Working as a team, in my experience, allows us to raise the bar, to think more boldly and to act more radically.

Working as a team is a very important part of your approach. How do you keep a team together in such difficult conditions?

The collective dimension of our work is most apparent in times of crisis, when we need to draw on our collective intelligence. When one of us is arrested, or the website is blocked, we never look for solutions individually. Working as a team, in my experience, allows us to raise the bar, to think more boldly and to act more radically. For example, before publishing content that we know will cause us problems, discussing it together allows us to share the responsibility. 

 

You have received many international awards in recent years. Does this make your work easier, or is it an extra burden for you?

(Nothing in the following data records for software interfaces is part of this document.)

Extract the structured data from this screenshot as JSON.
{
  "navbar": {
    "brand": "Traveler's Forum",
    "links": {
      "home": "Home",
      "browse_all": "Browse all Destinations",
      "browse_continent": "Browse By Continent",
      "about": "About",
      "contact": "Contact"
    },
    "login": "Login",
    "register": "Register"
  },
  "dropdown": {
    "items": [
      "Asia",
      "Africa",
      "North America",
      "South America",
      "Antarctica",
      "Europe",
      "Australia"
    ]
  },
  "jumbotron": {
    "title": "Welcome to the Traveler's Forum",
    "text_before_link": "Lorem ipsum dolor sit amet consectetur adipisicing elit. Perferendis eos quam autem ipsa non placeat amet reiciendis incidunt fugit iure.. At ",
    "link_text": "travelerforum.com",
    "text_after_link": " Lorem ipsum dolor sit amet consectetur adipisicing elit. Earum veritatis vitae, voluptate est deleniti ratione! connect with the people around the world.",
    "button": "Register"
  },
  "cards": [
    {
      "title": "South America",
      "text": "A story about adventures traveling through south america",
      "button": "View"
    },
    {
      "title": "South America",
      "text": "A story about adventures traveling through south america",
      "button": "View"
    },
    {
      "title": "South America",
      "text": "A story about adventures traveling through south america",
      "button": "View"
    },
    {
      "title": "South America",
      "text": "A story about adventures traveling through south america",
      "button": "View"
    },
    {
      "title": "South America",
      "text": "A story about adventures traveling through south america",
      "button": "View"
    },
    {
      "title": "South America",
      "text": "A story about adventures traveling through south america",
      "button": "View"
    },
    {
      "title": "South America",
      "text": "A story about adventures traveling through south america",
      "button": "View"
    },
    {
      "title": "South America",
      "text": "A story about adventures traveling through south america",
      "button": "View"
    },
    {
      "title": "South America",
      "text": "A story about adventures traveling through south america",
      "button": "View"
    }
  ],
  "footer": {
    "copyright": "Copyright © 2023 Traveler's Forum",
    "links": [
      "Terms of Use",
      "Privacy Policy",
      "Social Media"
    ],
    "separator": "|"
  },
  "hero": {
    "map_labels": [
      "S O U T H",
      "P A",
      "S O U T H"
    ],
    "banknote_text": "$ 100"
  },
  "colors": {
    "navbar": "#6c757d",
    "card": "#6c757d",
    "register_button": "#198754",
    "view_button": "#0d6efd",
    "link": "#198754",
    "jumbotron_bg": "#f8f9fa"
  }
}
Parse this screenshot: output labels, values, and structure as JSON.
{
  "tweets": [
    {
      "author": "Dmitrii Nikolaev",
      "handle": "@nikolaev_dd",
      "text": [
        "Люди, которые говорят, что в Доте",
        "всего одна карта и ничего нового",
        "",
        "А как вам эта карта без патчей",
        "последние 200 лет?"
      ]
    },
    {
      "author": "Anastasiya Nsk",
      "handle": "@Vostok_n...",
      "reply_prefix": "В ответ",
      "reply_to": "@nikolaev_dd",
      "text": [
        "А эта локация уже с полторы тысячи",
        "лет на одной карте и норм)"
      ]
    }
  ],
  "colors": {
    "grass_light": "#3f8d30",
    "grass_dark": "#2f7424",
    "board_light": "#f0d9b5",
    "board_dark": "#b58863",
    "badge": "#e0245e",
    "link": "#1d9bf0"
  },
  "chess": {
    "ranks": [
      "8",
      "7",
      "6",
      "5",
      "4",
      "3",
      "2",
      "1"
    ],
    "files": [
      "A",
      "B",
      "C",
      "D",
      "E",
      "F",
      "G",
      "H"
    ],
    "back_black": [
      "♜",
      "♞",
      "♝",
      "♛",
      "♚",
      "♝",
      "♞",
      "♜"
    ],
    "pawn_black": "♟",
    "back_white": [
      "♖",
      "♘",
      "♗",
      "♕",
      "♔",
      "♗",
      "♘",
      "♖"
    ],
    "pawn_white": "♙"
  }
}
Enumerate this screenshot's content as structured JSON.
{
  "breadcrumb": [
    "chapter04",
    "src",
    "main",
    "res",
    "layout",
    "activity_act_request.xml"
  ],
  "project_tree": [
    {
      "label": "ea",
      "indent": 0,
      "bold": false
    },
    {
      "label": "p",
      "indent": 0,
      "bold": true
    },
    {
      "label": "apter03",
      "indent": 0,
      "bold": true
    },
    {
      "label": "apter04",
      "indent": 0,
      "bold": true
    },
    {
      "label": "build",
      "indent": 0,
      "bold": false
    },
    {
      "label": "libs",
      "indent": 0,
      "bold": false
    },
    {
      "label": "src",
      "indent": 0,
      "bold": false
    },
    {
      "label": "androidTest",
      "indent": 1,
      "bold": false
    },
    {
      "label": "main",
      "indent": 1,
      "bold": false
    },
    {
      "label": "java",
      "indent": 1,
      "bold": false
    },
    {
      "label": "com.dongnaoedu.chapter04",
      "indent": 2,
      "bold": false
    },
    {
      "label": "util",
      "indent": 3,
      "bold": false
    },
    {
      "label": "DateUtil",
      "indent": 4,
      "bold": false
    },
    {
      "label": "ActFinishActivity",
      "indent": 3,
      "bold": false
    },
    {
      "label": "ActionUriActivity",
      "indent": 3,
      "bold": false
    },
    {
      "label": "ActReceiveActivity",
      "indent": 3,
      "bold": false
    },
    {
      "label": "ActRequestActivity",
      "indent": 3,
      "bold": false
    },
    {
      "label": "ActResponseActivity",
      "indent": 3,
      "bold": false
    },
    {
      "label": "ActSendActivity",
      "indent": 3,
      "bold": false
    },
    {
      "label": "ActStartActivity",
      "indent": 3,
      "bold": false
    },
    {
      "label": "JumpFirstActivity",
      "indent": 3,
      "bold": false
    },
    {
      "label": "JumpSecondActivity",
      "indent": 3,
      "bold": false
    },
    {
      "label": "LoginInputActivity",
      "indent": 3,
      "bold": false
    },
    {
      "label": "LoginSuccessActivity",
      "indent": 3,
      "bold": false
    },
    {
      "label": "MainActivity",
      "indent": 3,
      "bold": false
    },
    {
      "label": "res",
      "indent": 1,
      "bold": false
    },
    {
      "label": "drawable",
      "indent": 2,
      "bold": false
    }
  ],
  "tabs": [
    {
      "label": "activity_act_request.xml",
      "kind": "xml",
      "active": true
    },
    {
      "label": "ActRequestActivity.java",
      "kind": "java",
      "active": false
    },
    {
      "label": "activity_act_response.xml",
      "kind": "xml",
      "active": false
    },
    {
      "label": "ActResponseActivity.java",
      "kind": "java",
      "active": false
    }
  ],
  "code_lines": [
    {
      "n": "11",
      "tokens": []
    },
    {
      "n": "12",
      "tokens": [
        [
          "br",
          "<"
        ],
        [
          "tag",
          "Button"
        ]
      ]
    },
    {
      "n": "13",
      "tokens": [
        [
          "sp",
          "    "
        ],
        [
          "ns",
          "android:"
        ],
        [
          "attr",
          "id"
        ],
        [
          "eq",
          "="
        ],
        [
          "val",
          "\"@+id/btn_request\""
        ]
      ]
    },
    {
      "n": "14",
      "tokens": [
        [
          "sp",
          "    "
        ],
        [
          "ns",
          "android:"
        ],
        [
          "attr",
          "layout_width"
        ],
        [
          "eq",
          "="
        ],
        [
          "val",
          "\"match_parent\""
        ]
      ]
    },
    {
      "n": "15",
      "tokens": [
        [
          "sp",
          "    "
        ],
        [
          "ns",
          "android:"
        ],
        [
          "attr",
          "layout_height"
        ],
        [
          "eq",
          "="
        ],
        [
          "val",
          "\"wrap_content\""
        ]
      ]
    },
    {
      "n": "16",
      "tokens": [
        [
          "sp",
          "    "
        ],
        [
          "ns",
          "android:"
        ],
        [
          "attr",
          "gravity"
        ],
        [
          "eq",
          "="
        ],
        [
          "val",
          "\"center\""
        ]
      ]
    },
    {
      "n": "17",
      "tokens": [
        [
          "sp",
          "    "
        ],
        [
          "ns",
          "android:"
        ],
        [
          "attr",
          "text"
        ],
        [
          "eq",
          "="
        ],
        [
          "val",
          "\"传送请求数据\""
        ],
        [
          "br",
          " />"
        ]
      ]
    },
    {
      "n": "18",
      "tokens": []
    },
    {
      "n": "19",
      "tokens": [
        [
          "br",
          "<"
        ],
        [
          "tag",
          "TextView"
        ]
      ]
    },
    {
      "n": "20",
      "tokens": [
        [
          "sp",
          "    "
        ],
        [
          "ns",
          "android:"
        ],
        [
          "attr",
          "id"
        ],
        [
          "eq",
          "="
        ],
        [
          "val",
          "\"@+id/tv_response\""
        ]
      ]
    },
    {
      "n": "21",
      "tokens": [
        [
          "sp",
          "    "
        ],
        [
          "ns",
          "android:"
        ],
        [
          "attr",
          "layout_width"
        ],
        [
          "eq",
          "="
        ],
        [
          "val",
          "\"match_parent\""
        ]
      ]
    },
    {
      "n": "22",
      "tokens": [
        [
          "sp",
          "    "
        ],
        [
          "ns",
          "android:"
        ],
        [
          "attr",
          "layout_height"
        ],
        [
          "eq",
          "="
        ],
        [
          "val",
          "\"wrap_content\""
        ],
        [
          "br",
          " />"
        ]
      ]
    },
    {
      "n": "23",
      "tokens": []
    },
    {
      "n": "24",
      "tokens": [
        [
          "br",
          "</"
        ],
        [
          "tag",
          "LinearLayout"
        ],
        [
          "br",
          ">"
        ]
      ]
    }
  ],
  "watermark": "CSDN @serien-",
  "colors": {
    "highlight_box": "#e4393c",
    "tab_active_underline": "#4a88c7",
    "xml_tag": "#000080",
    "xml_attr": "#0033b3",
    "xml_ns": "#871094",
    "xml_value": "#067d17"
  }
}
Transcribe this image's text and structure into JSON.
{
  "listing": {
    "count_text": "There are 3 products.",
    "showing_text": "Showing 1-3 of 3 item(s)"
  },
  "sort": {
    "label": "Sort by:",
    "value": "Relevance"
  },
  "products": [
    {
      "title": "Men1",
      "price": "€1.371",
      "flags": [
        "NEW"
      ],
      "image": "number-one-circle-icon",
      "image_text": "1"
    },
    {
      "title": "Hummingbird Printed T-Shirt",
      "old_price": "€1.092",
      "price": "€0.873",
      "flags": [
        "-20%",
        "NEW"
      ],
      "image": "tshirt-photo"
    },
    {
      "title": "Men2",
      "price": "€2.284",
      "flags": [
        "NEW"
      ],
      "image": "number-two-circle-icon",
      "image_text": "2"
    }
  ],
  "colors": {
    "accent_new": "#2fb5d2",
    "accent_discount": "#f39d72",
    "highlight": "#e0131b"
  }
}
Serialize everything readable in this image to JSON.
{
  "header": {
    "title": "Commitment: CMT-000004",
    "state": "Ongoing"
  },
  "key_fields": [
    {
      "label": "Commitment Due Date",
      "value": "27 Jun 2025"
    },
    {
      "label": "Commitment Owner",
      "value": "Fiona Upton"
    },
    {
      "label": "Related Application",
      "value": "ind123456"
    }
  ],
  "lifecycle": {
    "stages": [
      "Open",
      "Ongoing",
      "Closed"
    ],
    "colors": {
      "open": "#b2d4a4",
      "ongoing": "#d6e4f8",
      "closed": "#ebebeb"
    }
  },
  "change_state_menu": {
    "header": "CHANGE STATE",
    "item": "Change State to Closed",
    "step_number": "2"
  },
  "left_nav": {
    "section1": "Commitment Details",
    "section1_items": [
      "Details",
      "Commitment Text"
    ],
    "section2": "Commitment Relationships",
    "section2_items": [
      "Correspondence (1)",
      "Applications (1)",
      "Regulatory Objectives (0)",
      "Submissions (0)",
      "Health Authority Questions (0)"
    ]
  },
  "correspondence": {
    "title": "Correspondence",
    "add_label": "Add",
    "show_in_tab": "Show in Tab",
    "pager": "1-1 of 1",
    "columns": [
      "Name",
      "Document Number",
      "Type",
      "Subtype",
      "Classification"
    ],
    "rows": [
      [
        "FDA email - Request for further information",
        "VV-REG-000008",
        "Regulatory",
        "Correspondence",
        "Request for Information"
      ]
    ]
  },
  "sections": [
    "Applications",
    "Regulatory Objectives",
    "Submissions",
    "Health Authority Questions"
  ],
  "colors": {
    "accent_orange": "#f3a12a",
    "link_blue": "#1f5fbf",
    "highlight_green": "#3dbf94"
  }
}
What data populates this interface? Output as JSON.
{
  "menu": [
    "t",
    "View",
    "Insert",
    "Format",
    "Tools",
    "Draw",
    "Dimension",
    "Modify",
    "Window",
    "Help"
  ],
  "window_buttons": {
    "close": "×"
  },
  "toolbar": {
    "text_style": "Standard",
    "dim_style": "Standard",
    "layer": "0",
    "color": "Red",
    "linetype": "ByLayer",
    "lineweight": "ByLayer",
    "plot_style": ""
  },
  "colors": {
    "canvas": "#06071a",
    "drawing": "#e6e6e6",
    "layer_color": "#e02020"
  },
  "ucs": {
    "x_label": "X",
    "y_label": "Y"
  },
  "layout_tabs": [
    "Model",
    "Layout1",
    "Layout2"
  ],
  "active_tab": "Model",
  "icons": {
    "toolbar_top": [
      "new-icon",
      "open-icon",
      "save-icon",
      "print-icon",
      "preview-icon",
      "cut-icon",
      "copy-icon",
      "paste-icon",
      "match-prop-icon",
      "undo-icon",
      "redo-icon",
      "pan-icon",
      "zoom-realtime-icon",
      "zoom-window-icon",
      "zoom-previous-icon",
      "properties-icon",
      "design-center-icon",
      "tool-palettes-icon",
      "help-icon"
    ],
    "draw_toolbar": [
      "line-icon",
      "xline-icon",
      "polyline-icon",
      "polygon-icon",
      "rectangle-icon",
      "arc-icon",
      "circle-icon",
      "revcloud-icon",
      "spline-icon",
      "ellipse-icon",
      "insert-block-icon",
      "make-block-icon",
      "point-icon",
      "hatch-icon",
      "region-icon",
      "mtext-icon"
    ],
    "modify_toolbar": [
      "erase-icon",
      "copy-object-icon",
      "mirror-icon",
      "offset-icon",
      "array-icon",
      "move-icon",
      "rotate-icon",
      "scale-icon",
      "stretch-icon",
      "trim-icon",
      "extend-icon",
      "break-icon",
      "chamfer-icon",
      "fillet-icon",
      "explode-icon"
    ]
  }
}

It has brought us a lot of joy: although it is me collecting the award, it is a collective victory for the editorial staff and our readership. One might legitimately fear that these awards could above all serve our vanity, or give us political capital. But I was quickly reassured because they have been well received by our entire community in Egypt. 

 

What is the situation in Egypt on the issue of women's rights? Is the debate being heard in society?

The situation is very dynamic, for example when you look at what is happening on social networks with the appearance of a new type of female influencer. Along with wealthy women, who have more freedom to express themselves, women from far more disadvantaged classes have taken over the social networks. This phenomenon reflects a social dynamic where a greater diversity of women are taking ownership of their own voice. The violent reaction of the regime, which has used the rule of law to silence these women, shows that the regime is not ready to accept these changes. The main problem with women influencers is that the patriarchal authorities have been taken by surprise that this kind of expression is coming from women who are not privileged, while greater permissiveness is given to those from more affluent classes. In Egypt, if you are a woman and poor, it seems you have no right to speak out. The long prison sentences handed down to several of these women is not the end of the story, however: the subject has really been brought into the open in Egyptian society, and beyond the repression and the very heavy price that some of these women have had to pay, it is already a great success. 

 

This year, you published an article on the essay On the Concept of History by the German philosopher Walter Benjamin. Is it important for you to distance yourself from current events, and to look through the prism of history or philosophy to better understand the times we live in?

It's less a matter of distance than of having all the tools to be able to experience and understand the present. Intellectual tools allow us to engage more effectively: philosophy and critical thinking are very important elements in trying to think about the Egyptian revolution of 2011 in a political way.  

The Institut français and Lina Attalah

Lina Attalah is a 2021 laureate of the Institut français residency programme at the Cité internationale des arts. 

Find out more about residencies at the Cité internationale des arts 

L'institut français, LAB